Thursday, March 22, 2007

Cultural Postmodernism

I’ve spent the last couple of years trying to understand postmodernity. It’s a pervasive issue these days and one that tends to get thrown around with reckless abandon. I’d heard all kinds of explanations for it, but they all sounded like a description, for lack of a better term, of symptoms, not the disease itself. You can only get so far with that. I would hear things like, “Postmoderns form communities,” “They want genuine interaction,” and “They are relativistic and don’t think in terms of absolutes.” This always seemed odd, as forming community and seeking genuine relationships was an integral aspect of human history as I’ve always understood it. I couldn’t wrap my mind around the idea of disregard for absolutes, either. Conversations with postmoderns almost always come down to some form of discussion of absolutes. A favorite band is the best ever and anyone who disagrees is a hopeless moron. The Republicans are completely evil fascists and the Democrats are the last bastion of freedom or the Democrats are baby killers and the Republicans are saints. It always sounded pretty absolute to me. If the desire to form genuine communities doesn’t define postmoderns and they don’t lack absolutes, there must be something else going on. Those “definitions” must be nothing more than symptoms. I started to feel like Dr. House yelling at his team to stop listing the problems and find an explanation that could explain them all. Then one day it all came together.
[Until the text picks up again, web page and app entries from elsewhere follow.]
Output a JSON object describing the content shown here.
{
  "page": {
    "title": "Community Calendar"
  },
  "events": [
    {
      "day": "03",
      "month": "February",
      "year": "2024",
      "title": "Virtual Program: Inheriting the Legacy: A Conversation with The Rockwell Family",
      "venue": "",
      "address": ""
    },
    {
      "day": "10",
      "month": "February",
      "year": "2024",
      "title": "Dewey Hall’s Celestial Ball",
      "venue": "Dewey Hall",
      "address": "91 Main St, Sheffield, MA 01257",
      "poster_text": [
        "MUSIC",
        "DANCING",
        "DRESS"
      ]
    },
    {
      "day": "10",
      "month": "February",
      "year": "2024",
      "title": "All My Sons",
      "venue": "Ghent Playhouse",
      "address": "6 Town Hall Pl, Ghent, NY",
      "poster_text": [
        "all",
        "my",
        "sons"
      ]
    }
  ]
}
A friend of mine was working on a B.S. paper for a somewhat misguided class on multiculturalism. We sat down to talk about the fact that I’m Norwegian. It became readily apparent that I don’t actually care about my Norwegian heritage, nor have I bothered to learn anything about it. After a while I started talking about history for reasons I don’t exactly remember. She gave me a kind of half amused look and said, “I’m doing the wrong paper. I should be writing about your culture as a historian.” A little later I made the comment, “Our culture is that which informs us of how we should look at the world.” It wasn’t until later that I realized I had answered my question about the roots of postmodernity. I had that one answer that explained all of the symptoms. The postmodern, as its name implies, came on the heels of modernity. Modernity, in turn, was ushered in with the advent of the scientific method. Before the modern was the primal. Societal formation during the three epochs varied, but it did so along cultural lines. The question of how culture is defined has not remained constant, however. During the primal era, cultural formation occurred along tribal lines. People, by and large, worshipped their particular tribal god, lived on tribal lands married within their tribal collective and basically spent their entire lives with people who looked, thought and acted like they did. During the modern era the tribal lines began to break down. Tribal gods gave way to the world religions. Tribal lands which had either expanded through conquest or been swallowed up by larger empires solidified in to arbitrary boundaries known as nation states. As the postmodern era those arbitrary boundaries are beginning to break down again because on some level people are realizing that they’ve been living in a culture that was imposed on them from an outside, artificial source. We are switching to a form of tribalism. But that tribalism has nothing to do with physical appearance or a particular god. It might be a political party or a band or a sports team or a particular city, but it’s still a tribal affiliation. All that’s happened is that the definition of what constitutes culture has changed. The internet has accelerated this process immensely. Pick any random idea and somebody has probably created a web forum for it with anywhere from a handful to thousands of fiercely enthusiastic members. They can meet and discuss and justify their particular culture at any time when not that long ago each individual person might have thought they were the only one in the world who thought that way. It used to be that we only thought of culture in terms of a half-dozen or so variables. There was race, ethnicity, religion, nationality, gender, language and possibly a couple others. Those traditional cultural lines have broken down, however. Races mix all the time, ethnicities are ignored by those who hold them and borrowed by others who want them, religious lines are crossed in the name of ecumenical understanding and so forth. As those lines blur or are erased entirely, something new has to show up to allow the self to be differentiated from the other. It is human nature to find an opposite, after all. Assuming this is right, I’m sure it will lead to a question of whether or not this is a good trend. I don’t think we can decide that yet. It is happening and cannot be stopped. We’ll have to wait for future historians to make those judgments…

1 comment:

Kelly Reed said...


Good first post. You're totally wrong of course. My postmodernity and relativism is asserting itself. I know you're wrong, I'm just unable to articulate how or where. Therefore, you must be hunted down, humiliated and destroyed before a worldwide television audience.

Have a nice day.